(Problem):
Where in the entries below does "JSON" appear? Copy every line that has it.

(Data to use):

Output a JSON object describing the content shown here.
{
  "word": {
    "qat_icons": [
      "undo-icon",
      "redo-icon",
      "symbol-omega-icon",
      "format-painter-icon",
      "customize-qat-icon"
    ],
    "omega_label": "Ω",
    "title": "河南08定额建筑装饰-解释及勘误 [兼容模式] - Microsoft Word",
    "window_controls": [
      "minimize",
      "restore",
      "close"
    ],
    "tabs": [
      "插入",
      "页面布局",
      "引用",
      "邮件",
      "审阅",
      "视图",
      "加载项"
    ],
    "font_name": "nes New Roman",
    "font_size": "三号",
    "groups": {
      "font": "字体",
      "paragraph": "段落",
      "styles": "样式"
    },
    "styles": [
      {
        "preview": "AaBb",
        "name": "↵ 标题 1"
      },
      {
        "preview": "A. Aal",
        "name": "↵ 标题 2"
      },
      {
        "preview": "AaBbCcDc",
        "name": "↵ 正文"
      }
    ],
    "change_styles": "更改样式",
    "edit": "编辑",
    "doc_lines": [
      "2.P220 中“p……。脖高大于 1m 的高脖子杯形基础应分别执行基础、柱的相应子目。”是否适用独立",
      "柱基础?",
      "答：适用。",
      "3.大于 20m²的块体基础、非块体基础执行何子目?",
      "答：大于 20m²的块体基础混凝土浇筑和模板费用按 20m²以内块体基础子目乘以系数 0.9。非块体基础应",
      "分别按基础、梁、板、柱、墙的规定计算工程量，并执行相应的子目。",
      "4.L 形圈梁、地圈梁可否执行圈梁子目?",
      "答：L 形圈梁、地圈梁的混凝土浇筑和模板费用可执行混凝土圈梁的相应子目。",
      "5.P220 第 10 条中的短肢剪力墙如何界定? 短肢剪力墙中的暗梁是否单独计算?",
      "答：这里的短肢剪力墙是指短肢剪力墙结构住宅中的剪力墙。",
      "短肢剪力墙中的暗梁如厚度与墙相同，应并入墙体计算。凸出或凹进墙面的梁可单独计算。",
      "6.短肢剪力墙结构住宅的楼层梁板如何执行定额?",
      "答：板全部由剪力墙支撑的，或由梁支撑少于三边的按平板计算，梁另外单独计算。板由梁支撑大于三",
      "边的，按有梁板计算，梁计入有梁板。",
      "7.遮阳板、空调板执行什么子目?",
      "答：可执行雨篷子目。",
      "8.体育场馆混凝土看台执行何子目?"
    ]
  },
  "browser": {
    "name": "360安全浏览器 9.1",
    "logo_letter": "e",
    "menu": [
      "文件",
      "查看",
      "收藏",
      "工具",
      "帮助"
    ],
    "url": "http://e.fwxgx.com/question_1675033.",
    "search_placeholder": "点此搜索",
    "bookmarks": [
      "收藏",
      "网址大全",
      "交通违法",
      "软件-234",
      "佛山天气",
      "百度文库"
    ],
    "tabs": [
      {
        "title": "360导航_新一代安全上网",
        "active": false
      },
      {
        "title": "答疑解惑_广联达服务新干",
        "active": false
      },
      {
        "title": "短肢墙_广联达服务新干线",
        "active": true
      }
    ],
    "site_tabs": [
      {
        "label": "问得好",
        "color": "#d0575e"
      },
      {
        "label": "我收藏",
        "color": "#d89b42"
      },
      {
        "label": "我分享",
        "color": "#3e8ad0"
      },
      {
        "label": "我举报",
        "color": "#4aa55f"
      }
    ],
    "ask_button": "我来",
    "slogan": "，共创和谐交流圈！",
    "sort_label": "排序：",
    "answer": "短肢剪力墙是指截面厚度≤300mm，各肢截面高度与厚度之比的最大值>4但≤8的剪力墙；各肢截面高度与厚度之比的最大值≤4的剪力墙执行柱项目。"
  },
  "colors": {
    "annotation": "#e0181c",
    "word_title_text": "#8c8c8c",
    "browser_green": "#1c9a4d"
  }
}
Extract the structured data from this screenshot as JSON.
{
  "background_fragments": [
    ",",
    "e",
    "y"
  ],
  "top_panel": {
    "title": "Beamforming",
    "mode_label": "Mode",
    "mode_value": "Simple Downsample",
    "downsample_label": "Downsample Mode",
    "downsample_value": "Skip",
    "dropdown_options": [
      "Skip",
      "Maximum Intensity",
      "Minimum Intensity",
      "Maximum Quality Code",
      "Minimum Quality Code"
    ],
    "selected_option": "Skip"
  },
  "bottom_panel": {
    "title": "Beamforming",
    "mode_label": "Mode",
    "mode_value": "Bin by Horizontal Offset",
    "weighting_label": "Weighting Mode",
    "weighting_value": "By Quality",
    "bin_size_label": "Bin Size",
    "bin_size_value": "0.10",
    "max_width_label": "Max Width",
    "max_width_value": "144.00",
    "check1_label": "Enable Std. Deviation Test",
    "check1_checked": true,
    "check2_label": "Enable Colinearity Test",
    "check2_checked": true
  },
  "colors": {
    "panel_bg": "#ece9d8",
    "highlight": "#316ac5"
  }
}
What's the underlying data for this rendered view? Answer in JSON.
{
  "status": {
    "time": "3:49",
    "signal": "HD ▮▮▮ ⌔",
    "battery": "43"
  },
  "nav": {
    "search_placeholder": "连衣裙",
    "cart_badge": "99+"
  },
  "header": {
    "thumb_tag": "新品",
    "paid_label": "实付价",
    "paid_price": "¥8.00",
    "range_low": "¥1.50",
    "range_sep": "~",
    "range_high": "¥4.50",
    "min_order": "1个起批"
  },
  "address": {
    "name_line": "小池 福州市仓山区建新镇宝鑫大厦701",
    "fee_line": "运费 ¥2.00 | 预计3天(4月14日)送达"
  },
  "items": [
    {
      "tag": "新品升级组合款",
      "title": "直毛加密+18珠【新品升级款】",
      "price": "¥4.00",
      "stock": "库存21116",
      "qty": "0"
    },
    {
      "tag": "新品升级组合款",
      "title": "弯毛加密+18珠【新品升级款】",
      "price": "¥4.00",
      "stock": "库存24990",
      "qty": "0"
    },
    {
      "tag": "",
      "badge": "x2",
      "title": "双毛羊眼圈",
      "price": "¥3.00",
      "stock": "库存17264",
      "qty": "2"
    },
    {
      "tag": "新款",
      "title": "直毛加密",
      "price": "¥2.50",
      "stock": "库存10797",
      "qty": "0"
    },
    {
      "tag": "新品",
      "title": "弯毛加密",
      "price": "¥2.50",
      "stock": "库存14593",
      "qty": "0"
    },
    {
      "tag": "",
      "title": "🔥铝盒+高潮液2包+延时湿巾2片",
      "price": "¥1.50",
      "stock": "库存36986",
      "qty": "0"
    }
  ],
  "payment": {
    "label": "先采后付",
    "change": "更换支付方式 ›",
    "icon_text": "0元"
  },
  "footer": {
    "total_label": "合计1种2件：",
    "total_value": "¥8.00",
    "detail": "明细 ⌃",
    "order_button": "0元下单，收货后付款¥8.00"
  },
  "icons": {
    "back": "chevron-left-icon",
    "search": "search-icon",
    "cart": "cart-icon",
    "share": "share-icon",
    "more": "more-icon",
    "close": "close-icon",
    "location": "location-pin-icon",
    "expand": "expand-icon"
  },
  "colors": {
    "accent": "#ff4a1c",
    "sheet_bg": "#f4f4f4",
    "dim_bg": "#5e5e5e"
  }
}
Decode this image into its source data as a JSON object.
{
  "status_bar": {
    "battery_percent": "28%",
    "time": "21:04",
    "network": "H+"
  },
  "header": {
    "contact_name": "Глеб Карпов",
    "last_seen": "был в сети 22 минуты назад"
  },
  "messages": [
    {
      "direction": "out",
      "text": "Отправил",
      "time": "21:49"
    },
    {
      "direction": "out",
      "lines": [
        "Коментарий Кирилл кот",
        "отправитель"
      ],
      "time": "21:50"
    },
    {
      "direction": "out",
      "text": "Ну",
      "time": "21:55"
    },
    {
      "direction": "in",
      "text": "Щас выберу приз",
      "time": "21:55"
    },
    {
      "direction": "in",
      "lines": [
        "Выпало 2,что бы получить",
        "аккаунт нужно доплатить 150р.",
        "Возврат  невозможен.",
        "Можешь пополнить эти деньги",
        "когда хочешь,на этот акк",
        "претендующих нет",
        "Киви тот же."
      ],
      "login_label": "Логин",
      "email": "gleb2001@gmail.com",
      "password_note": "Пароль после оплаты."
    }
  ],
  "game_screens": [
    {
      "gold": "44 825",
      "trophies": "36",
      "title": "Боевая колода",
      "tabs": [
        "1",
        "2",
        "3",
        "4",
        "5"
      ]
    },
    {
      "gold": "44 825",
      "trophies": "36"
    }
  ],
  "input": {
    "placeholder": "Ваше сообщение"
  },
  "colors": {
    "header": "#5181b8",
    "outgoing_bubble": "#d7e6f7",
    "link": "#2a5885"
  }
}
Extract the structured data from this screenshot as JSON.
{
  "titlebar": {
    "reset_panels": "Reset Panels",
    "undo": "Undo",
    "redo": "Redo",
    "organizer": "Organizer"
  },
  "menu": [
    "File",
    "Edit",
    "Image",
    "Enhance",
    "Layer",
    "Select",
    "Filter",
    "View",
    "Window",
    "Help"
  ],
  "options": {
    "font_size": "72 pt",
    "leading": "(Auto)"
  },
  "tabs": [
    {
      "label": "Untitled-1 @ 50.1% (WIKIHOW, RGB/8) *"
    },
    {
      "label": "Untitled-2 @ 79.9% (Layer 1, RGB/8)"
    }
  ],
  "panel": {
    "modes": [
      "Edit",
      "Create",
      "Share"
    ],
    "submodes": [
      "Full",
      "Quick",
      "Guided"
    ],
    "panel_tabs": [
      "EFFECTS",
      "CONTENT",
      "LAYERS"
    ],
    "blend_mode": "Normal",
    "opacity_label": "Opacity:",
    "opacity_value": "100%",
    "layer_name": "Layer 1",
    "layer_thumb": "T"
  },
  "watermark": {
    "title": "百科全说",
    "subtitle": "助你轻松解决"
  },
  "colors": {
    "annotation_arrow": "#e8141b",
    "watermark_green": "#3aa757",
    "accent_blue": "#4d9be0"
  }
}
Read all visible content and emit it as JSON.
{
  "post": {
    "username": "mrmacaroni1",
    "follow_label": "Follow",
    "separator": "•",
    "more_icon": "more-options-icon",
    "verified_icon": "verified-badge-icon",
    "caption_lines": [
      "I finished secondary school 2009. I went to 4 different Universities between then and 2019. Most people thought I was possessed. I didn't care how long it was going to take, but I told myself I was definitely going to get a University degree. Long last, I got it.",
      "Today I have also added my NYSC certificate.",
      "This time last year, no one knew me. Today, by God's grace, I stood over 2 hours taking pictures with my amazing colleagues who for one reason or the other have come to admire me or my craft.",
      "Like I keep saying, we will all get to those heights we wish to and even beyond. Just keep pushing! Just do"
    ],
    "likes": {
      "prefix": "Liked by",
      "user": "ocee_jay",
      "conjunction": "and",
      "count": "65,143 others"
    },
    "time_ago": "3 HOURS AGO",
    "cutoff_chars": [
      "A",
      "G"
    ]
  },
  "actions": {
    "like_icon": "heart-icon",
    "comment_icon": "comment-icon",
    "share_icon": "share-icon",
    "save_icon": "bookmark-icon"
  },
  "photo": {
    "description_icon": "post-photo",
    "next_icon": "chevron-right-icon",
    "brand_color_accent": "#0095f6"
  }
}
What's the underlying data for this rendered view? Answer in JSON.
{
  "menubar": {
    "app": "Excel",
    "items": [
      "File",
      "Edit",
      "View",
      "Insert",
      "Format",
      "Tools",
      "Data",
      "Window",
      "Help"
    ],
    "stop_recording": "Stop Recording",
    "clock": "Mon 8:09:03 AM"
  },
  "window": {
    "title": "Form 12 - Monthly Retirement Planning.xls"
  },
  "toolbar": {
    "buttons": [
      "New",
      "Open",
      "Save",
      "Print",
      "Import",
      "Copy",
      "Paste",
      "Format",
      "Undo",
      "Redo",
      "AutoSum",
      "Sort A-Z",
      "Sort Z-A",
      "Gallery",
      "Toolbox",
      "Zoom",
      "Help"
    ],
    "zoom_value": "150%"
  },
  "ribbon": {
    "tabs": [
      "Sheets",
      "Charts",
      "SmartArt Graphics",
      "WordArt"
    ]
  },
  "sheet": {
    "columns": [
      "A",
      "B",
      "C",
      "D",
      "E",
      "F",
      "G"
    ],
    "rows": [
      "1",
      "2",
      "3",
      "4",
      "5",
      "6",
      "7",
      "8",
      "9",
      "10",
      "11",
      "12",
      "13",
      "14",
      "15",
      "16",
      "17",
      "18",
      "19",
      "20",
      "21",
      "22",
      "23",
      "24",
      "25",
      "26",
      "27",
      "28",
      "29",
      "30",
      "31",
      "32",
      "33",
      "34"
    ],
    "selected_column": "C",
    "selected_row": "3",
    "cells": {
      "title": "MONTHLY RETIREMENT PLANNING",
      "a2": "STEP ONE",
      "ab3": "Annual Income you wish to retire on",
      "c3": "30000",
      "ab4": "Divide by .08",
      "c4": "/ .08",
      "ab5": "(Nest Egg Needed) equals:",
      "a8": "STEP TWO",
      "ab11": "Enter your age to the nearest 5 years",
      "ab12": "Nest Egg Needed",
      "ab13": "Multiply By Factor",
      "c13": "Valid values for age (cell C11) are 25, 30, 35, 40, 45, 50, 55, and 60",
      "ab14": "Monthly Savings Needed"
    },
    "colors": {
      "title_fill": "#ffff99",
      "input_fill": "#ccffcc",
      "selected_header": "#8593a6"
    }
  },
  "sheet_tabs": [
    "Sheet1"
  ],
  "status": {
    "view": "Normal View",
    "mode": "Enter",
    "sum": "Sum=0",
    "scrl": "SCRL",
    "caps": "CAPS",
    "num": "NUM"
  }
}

(Output of the task):
Output a JSON object describing the content shown here.
Extract the structured data from this screenshot as JSON.
What's the underlying data for this rendered view? Answer in JSON.
Decode this image into its source data as a JSON object.
Extract the structured data from this screenshot as JSON.
Read all visible content and emit it as JSON.
What's the underlying data for this rendered view? Answer in JSON.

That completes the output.